- WORK TASK -
Could you copy every line from the material below in which "Текущий" appears?

- SUPPLIED MATERIAL -
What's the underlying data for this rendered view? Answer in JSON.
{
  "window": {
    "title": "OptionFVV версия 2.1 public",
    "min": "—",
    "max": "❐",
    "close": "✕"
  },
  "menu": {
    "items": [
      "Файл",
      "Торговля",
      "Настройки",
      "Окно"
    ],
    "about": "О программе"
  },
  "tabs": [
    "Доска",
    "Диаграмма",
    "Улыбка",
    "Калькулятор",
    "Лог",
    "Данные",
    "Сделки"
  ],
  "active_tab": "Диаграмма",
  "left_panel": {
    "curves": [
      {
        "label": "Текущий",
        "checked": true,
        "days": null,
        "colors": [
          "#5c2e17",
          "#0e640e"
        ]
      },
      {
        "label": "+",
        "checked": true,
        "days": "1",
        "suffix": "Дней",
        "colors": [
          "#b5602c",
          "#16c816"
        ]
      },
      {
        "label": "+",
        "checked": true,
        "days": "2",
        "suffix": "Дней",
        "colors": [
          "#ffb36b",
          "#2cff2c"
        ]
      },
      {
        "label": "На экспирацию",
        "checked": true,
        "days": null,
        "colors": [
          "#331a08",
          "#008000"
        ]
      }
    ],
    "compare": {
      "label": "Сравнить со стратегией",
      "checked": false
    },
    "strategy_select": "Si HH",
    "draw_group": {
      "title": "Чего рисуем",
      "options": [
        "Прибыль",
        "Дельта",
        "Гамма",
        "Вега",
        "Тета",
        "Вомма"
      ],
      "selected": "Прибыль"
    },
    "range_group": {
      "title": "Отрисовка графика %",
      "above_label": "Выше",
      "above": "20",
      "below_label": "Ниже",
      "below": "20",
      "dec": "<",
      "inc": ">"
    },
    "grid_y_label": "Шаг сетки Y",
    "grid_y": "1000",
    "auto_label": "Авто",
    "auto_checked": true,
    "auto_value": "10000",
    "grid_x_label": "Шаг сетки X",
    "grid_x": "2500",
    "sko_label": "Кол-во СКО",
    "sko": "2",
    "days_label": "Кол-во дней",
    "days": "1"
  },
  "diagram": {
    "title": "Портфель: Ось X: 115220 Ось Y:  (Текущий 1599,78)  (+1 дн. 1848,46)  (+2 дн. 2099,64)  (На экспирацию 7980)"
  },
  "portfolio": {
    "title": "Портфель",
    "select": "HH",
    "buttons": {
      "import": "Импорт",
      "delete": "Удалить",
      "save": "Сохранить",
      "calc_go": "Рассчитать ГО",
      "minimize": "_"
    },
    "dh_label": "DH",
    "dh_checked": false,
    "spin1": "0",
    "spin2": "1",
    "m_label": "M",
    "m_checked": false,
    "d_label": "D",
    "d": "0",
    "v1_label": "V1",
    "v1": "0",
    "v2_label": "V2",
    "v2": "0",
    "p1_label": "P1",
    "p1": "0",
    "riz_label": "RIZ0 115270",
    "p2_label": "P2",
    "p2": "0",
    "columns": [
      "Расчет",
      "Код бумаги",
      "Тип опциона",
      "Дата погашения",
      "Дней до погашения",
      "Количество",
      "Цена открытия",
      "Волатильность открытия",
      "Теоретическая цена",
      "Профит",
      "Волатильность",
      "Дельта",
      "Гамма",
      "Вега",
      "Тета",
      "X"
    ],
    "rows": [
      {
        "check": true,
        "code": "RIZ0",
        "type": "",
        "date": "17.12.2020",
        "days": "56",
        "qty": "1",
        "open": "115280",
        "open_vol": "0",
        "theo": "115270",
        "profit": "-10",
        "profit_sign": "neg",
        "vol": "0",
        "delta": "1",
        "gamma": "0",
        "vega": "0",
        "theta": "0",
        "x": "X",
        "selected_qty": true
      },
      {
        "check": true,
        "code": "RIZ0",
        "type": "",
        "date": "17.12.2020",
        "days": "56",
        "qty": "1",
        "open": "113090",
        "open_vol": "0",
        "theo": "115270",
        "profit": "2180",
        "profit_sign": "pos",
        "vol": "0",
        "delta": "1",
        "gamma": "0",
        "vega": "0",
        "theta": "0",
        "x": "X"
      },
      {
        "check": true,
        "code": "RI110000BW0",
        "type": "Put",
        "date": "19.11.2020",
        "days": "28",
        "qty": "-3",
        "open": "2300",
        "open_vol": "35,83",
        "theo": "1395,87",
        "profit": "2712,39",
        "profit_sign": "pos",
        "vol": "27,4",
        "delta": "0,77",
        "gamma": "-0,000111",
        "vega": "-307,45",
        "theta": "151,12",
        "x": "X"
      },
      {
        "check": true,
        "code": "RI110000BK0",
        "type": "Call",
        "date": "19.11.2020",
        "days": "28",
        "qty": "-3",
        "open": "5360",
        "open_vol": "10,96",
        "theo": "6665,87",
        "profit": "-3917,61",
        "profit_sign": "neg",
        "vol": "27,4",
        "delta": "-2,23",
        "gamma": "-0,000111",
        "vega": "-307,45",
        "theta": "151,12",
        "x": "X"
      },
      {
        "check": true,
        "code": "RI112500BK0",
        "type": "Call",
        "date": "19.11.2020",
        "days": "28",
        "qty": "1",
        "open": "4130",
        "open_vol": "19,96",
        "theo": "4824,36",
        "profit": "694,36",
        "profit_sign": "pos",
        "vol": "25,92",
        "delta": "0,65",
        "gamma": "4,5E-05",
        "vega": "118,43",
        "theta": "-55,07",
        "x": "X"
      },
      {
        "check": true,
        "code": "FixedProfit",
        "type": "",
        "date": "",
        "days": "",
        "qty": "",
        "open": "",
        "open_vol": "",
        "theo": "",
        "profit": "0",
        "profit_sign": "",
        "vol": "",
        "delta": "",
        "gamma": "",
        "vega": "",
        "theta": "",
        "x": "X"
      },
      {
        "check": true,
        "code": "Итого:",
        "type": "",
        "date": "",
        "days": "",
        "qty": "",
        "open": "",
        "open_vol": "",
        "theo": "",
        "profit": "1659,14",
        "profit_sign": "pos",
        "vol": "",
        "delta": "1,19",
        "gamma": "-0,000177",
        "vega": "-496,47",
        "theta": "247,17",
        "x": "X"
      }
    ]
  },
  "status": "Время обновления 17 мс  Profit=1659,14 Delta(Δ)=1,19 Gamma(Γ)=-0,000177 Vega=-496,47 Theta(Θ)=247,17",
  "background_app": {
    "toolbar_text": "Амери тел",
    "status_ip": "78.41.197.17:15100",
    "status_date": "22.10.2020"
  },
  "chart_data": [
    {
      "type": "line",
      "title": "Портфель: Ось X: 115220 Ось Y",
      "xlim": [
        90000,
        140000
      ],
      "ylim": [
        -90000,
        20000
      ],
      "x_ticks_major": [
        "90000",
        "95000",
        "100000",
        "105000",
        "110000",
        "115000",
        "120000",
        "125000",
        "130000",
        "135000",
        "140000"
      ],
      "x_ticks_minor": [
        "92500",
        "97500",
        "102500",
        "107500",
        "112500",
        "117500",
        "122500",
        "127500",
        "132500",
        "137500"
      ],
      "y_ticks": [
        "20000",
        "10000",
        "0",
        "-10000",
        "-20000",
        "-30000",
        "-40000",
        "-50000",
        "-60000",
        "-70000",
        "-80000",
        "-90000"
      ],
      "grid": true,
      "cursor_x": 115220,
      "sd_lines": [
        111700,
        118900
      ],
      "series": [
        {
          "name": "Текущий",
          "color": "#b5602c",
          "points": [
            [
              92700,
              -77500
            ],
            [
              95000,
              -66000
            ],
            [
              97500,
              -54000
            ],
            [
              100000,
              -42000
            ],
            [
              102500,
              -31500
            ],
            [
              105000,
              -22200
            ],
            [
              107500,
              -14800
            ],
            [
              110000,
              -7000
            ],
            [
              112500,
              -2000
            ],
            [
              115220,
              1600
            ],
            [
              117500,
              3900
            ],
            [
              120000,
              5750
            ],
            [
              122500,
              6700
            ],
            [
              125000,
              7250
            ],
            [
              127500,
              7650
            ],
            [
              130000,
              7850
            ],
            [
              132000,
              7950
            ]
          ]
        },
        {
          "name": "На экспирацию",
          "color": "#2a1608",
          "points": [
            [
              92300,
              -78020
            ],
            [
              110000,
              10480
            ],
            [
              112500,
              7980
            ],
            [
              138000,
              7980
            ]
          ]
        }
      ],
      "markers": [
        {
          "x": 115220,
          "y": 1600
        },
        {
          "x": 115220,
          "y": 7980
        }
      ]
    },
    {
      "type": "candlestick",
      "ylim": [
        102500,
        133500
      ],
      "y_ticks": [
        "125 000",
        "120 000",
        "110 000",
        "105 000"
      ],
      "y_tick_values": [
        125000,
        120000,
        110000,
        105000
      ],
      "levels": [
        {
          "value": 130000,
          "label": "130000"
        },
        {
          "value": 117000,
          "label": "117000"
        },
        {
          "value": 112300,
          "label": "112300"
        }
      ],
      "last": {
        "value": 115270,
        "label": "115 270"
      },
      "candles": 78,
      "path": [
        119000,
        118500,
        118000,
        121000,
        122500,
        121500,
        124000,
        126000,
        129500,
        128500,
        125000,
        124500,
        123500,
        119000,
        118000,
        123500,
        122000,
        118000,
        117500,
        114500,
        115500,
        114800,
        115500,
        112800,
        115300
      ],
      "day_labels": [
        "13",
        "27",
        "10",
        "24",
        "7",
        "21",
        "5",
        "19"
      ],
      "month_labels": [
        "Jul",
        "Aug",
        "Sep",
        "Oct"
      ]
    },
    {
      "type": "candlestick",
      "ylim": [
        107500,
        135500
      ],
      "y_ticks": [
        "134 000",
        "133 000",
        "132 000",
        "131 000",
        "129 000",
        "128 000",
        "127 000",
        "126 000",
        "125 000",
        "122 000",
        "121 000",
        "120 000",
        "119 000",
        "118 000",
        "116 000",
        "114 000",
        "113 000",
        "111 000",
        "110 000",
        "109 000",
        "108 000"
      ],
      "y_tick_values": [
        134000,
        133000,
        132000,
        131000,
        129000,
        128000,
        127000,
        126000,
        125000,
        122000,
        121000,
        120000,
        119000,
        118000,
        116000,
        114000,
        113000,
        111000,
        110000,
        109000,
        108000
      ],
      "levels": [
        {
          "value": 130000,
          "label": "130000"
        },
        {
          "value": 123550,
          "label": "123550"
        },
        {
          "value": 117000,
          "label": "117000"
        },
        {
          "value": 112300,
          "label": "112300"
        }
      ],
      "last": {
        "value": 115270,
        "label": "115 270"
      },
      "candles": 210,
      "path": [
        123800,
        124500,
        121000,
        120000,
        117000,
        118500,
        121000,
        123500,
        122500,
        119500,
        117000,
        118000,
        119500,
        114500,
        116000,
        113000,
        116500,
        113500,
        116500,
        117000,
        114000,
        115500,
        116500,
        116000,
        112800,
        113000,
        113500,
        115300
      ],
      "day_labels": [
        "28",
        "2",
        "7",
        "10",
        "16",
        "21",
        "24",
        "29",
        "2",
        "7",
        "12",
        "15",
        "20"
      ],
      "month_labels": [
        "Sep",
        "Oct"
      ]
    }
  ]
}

- OUTPUT -
        "label": "Текущий",
    "title": "Портфель: Ось X: 115220 Ось Y:  (Текущий 1599,78)  (+1 дн. 1848,46)  (+2 дн. 2099,64)  (На экспирацию 7980)"
          "name": "Текущий",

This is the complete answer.